I confess I won’t be making goat’s cheese as Ron and Colleen do. I’m too lazy. But the instructions are there. I’m tempted by spaghetti with shaved lemon, basil and black pepper or with lemon juice, almond pesto and grated ricotta salata and a dish as simple as spaghetti with speck, peas and cream. All my favorites are here too, the monkfish polpette, the baked gnocchi, the strawberry-spiked San Marzano tomato dish. Won’t somebody try buckwheat pappardelle with crème fraiche, fried shallots and caviar and please invite me? The rush of heat I feel reading the recipe for crab cannelloni with savory zabaglione or the rigatoni with five cheeses in parchment is not unlike what I once felt sneak-reading my parents’ copy of Forever Amber under the covers. Fantasize for a moment about gnocchi with braised oxtail, ginger and cocoa (a Renaissance notion). I do mean to suggest you might want to read it like an erotic novel.
Spaghetti, Strawberries, Tomato, Balsamic
Photo: Ben Fink
"During our stay in Reggio Emilia, Colleen and I worked briefly at Ristorante Picci, owned by the Picci family, who also produced their own balsamic vinegar. It was at the restaurant that we discovered the Italian habit of macerating strawberries in balsamic vinegar. The slight acidity of the vinegar serves not only to emphasize their sweetness, but also to accelerate the release of their juices. We found this combination very pleasing.
When we opened our first Sfoglia restaurant on Nantucket, we joined in a local island activity and picked our own berries from local farmers’ strawberry fields. It was then that I remembered our Italian strawberry experience and envisioned balsamic vinegar–macerated strawberries tossed with some spaghetti. When I told Colleen about my idea, she suggested that I add acidic tomatoes to counterbalance the sweet-tart strawberries. We have customers who come to the restaurant once a year just for Spaghetti, Strawberries, Tomato, Balsamic. It’s become one of our signature dishes. There is only a small window between May and June for enjoying this pasta because it can be made only with ripe and in-season strawberries."

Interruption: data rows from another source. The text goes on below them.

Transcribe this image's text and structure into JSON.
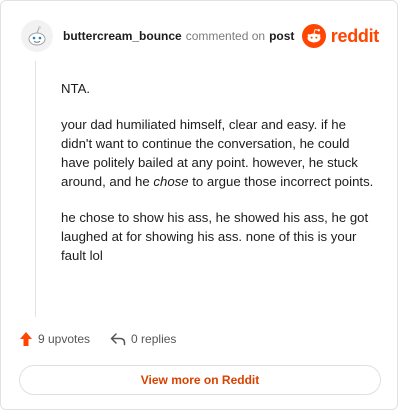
{
  "header": {
    "username": "buttercream_bounce",
    "commented_text": "commented on",
    "post_link": "post",
    "logo_text": "reddit"
  },
  "comment": {
    "paragraphs": [
      {
        "text": "NTA."
      },
      {
        "before": "your dad humiliated himself, clear and easy. if he didn't want to continue the conversation, he could have politely bailed at any point. however, he stuck around, and he ",
        "emphasis": "chose",
        "after": " to argue those incorrect points."
      },
      {
        "text": "he chose to show his ass, he showed his ass, he got laughed at for showing his ass. none of this is your fault lol"
      }
    ]
  },
  "actions": {
    "upvotes": "9 upvotes",
    "replies": "0 replies"
  },
  "view_more_label": "View more on Reddit",
  "colors": {
    "brand": "#ff4500",
    "button_text": "#d84200"
  },
  "icons": {
    "avatar": "snoo-avatar-icon",
    "logo": "reddit-logo-icon",
    "upvote": "upvote-arrow-icon",
    "reply": "reply-arrow-icon"
  }
}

1 tablespoon grape seed oil
1½ cups (approximately 1 pint) fresh strawberries, large berries cut in half, small ones left whole
2 tablespoons good-quality balsamic vinegar
2 cups peeled whole San Marzano tomatoes
½ teaspoon kosher salt
¼ teaspoon freshly ground black pepper
1 pound good-quality spaghetti
1. Add the grape seed oil and strawberries to a 10-inch skillet. Turn on the heat to medium. Cook the strawberries until tender—the sides will become transparent.
2. Bring a large pot of salted water (see page 29) to a boil.
3. Stir the vinegar into the strawberries and reduce by half. The sauce will appear syrupy. Use your hands to squeeze and break up the tomatoes directly into the skillet. Add the salt and pepper and stir to combine. Lower the heat to a simmer.
4. Add the spaghetti to the boiling water and cook according to the package directions. Use a wire-mesh skimmer or tongs to remove the spaghetti from the pot and place them directly into the skillet. Stir to coat the spaghetti with the sauce.
5. Serve immediately.
Copywright 2009 Ron and Colleen Suhanovsky